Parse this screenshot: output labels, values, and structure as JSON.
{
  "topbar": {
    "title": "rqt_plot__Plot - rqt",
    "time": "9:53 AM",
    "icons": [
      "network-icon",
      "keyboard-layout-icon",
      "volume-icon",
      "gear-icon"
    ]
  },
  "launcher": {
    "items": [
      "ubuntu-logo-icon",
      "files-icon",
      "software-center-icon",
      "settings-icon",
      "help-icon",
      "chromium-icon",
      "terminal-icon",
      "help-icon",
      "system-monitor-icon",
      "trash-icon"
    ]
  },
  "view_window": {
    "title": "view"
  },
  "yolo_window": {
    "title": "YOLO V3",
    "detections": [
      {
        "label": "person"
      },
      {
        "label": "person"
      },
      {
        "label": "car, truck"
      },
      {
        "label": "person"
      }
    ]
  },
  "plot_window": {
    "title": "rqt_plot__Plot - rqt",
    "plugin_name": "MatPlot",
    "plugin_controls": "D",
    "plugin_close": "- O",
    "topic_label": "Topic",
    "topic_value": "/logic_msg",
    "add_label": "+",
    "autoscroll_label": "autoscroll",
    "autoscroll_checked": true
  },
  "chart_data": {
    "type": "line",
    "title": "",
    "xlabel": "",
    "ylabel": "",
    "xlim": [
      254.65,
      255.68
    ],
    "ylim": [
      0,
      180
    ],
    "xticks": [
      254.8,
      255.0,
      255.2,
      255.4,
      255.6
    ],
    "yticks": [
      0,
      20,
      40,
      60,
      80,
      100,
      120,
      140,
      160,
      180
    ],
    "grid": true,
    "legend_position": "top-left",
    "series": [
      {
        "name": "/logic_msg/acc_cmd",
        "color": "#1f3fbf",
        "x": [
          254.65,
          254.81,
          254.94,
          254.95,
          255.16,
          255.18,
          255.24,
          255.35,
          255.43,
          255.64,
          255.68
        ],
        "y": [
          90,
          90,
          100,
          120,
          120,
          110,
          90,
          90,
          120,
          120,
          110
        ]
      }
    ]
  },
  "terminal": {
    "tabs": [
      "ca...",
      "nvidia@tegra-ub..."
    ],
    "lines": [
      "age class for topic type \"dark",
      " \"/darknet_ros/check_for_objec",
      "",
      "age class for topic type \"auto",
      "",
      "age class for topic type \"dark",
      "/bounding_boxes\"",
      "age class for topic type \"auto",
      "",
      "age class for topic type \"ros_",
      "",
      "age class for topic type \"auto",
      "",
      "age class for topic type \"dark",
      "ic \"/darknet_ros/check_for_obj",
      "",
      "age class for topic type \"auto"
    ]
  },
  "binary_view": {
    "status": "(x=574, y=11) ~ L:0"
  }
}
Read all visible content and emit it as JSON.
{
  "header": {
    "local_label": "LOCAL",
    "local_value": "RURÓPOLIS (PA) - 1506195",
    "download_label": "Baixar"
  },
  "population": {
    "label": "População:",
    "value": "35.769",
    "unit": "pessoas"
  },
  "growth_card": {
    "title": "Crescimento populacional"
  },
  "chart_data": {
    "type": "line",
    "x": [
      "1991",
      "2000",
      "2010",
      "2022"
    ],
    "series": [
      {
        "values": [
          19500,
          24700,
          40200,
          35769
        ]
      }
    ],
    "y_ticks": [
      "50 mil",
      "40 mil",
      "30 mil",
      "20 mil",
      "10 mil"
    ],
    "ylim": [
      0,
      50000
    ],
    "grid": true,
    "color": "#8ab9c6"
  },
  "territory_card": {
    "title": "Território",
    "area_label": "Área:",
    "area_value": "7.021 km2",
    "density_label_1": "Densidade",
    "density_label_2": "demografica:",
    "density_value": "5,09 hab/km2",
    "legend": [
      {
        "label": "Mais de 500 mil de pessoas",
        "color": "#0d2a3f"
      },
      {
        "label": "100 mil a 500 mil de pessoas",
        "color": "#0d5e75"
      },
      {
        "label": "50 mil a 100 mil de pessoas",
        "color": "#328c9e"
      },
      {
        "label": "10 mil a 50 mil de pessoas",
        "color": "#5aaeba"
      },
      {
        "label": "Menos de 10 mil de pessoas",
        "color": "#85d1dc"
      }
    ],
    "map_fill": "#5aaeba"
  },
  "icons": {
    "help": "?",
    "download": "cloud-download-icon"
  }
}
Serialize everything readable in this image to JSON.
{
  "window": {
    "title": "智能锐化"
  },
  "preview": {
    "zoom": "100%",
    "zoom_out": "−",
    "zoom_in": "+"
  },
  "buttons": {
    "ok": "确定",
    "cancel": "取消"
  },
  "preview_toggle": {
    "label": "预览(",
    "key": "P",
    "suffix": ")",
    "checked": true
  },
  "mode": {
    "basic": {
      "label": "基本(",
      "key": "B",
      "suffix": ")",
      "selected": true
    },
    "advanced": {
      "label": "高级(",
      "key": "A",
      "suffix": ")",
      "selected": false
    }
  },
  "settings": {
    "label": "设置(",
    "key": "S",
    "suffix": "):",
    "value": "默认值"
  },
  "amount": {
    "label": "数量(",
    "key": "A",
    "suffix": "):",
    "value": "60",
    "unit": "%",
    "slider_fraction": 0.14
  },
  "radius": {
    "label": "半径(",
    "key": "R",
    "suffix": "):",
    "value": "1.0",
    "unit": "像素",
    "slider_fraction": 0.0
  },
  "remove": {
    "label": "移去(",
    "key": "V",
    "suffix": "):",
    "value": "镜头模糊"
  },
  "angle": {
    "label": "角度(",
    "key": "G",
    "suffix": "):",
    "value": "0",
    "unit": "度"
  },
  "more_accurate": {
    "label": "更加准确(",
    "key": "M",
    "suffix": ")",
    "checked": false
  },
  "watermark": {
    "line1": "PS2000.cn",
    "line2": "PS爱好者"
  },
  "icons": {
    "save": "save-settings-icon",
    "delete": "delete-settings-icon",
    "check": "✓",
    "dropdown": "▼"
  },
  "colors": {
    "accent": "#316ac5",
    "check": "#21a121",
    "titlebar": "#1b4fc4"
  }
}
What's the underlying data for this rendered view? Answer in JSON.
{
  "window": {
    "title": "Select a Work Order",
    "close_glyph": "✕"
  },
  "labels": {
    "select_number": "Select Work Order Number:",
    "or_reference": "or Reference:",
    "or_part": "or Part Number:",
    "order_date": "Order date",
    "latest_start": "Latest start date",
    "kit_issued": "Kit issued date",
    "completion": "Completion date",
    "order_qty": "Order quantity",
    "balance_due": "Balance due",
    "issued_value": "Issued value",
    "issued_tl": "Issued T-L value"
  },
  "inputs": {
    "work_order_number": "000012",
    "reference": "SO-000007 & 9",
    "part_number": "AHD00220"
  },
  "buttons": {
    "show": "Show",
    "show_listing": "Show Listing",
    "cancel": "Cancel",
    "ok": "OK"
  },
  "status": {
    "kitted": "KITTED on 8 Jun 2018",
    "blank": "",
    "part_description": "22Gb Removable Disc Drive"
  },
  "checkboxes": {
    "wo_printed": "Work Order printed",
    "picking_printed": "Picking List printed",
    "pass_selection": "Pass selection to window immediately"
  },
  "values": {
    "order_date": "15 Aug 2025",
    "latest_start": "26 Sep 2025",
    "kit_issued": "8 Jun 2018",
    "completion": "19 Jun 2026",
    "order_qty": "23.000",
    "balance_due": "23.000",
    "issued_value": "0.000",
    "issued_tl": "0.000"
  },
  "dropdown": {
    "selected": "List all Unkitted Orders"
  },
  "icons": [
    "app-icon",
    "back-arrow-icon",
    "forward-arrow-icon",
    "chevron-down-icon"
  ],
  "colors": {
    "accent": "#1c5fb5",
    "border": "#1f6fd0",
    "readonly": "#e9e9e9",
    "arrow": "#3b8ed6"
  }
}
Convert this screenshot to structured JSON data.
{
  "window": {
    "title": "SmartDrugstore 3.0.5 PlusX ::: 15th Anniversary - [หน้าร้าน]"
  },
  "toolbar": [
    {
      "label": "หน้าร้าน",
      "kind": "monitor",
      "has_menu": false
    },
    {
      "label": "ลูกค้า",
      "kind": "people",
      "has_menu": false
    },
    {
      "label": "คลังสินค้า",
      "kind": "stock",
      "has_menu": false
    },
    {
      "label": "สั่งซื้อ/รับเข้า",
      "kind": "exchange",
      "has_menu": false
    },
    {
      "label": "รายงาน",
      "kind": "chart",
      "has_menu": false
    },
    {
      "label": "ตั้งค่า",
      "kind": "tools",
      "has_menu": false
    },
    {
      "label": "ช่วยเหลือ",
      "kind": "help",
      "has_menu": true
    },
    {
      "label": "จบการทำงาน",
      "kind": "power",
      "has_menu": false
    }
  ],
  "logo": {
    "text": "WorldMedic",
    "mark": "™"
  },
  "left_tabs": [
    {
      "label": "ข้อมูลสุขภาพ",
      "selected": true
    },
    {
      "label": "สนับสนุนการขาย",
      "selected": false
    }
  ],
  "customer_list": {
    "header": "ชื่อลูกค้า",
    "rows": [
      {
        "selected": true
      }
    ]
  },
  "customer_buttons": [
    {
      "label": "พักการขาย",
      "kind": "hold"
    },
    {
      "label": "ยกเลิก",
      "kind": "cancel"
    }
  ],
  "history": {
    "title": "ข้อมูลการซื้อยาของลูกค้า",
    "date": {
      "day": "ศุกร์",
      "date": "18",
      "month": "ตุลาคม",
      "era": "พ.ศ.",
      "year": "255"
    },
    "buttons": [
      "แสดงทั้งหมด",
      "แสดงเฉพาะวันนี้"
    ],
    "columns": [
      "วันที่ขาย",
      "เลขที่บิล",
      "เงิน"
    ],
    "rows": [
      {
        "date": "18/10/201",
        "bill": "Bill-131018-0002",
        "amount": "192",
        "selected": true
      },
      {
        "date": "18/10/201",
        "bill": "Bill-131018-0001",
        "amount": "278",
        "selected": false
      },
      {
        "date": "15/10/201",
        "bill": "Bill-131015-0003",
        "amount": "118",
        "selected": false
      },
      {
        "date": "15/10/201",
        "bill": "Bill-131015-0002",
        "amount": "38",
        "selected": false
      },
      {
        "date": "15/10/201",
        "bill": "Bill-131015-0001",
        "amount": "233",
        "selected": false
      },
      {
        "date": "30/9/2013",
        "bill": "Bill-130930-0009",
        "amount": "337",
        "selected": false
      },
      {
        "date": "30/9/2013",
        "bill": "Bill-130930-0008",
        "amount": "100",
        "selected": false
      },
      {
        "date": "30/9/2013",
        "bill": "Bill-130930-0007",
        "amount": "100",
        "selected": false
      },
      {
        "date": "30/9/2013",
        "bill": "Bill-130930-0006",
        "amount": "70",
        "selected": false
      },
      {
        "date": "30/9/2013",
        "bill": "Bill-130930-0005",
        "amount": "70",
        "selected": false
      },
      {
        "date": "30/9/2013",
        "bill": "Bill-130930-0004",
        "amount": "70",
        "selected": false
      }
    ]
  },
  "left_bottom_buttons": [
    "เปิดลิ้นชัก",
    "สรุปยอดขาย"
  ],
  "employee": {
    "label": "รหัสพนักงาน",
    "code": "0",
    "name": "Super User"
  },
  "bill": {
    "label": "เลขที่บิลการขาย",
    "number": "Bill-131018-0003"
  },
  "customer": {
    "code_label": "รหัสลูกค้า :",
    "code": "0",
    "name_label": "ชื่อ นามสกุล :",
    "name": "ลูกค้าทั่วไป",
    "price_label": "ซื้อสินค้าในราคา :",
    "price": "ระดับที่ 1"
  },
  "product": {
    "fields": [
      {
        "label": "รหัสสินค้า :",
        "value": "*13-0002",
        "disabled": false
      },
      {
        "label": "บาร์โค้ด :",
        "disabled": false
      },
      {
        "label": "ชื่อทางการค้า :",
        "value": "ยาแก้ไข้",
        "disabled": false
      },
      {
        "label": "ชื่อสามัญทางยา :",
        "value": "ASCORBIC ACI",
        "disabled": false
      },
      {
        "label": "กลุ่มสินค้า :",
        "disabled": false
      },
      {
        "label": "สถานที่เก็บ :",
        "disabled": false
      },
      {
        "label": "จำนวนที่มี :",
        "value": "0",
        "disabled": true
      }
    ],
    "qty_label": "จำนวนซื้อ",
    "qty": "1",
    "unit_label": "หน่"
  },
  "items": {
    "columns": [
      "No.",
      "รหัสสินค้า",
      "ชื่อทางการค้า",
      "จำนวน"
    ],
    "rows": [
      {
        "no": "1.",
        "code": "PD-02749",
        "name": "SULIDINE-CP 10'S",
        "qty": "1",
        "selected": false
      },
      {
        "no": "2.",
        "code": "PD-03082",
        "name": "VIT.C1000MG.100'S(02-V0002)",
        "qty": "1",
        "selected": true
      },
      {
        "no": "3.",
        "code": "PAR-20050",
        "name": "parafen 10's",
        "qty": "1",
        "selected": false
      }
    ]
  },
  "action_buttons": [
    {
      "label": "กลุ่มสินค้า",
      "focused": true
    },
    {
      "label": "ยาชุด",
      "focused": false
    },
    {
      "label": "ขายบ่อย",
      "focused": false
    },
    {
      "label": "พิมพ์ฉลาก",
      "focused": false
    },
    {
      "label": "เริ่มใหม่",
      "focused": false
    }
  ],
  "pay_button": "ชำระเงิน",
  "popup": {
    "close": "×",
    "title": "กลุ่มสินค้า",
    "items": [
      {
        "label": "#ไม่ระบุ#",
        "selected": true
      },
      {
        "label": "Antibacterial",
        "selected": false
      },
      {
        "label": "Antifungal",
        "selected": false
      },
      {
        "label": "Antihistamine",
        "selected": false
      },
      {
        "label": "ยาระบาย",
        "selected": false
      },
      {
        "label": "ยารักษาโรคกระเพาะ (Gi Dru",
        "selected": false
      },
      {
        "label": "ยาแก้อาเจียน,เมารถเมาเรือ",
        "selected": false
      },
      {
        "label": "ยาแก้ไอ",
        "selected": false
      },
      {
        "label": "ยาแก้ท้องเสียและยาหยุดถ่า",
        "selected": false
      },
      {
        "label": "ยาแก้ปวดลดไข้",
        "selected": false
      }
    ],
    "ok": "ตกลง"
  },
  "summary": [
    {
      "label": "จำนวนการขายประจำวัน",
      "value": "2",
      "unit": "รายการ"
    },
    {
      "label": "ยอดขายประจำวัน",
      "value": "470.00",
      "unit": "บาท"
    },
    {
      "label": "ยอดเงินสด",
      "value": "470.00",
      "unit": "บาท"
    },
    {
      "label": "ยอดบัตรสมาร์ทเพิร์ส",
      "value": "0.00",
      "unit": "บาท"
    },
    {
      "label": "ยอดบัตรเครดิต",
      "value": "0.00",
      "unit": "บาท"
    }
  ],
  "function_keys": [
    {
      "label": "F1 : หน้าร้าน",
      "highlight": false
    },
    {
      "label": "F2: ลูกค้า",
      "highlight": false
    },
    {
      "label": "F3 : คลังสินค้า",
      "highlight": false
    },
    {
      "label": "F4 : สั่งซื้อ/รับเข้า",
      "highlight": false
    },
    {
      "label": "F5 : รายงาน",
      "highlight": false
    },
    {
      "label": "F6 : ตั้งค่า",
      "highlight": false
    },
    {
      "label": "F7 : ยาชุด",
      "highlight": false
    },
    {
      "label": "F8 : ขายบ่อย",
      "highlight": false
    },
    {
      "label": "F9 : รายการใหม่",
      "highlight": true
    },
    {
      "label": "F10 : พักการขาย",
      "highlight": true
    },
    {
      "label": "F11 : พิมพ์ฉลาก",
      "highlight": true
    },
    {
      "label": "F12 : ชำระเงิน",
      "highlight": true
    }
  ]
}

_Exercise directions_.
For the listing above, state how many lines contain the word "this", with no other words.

_Solution_.
4